WHAT IS BEING ASKED>
Report every line in the listing below where the string "mixing" shows up.

DATA SUPPLIED>
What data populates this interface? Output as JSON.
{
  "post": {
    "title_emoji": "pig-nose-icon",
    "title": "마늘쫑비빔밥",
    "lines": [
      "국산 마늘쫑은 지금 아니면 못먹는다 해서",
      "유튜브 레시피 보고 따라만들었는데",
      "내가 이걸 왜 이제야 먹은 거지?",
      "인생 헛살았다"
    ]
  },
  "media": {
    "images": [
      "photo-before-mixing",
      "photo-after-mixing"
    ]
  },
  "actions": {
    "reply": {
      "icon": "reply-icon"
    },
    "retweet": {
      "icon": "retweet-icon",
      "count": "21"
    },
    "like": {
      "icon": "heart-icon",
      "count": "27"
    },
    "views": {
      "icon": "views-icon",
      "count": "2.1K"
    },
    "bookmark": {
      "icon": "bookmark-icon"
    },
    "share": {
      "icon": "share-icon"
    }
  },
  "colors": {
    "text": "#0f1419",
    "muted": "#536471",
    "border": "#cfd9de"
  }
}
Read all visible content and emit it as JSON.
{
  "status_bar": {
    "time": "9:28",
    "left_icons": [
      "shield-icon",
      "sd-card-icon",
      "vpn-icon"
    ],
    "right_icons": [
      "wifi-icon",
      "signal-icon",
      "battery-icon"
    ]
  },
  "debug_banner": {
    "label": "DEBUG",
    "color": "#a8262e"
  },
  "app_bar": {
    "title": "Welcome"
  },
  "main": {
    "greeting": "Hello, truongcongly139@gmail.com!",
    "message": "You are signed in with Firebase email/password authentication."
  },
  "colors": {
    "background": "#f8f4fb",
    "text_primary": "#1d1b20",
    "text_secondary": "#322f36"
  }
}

TASK ANSWER>
      "photo-before-mixing",
      "photo-after-mixing"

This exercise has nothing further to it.